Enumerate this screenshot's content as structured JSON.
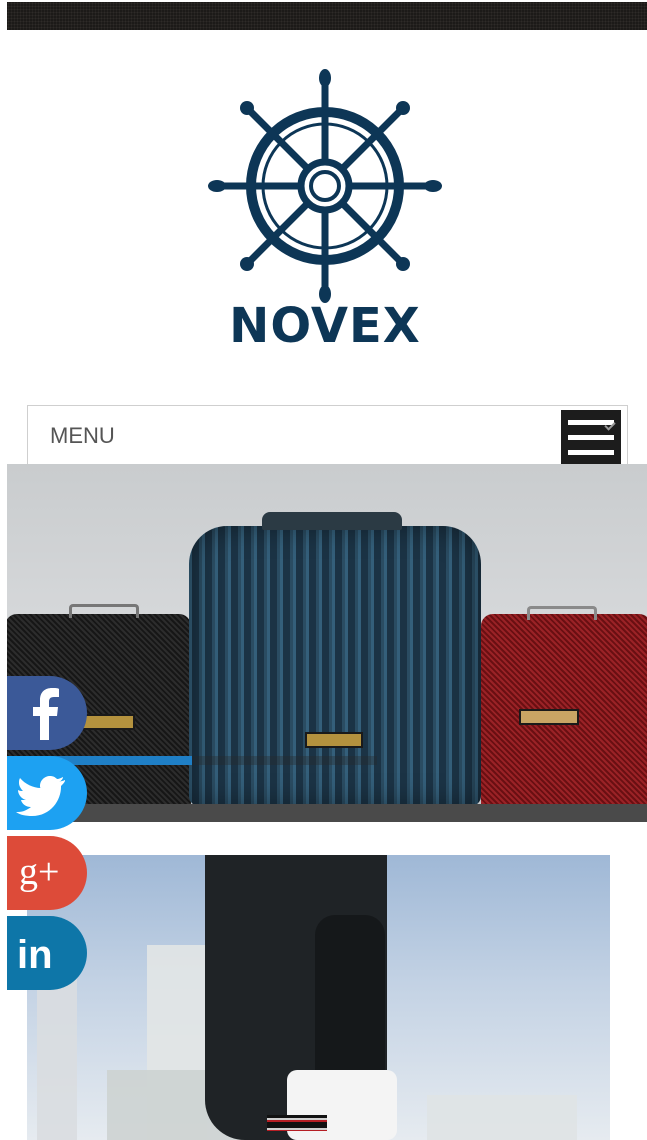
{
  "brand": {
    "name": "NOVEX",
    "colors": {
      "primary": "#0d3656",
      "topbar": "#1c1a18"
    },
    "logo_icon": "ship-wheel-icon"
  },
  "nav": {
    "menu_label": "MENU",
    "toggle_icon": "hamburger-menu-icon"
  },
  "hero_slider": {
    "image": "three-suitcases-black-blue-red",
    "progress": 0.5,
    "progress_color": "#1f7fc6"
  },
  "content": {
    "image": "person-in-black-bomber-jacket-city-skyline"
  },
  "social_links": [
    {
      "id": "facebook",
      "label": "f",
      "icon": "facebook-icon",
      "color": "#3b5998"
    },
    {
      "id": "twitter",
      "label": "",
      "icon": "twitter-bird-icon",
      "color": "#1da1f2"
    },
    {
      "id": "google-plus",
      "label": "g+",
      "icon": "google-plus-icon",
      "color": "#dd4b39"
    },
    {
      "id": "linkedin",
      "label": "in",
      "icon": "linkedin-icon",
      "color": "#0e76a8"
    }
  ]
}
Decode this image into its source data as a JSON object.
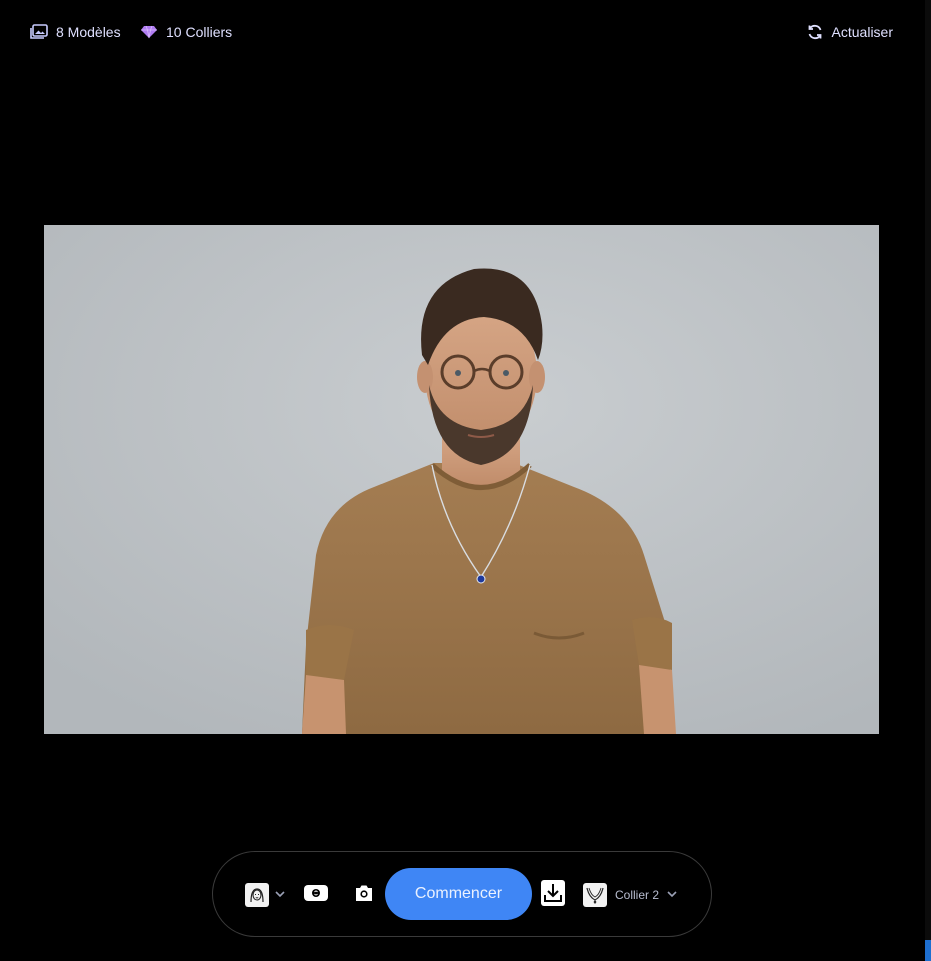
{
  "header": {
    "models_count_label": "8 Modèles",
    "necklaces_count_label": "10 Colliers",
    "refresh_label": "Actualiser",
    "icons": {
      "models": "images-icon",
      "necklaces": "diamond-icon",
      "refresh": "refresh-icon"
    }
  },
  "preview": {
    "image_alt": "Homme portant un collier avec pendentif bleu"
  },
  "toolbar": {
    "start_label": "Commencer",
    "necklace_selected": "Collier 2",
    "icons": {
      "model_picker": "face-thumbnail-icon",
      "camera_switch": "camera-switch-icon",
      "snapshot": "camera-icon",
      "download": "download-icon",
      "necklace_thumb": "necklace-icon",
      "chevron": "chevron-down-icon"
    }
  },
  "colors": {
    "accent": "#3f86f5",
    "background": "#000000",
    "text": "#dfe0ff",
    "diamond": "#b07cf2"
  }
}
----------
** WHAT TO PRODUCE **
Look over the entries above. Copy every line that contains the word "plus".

** EXERCISE ANSWER **
      "id": "google-plus",
      "icon": "google-plus-icon",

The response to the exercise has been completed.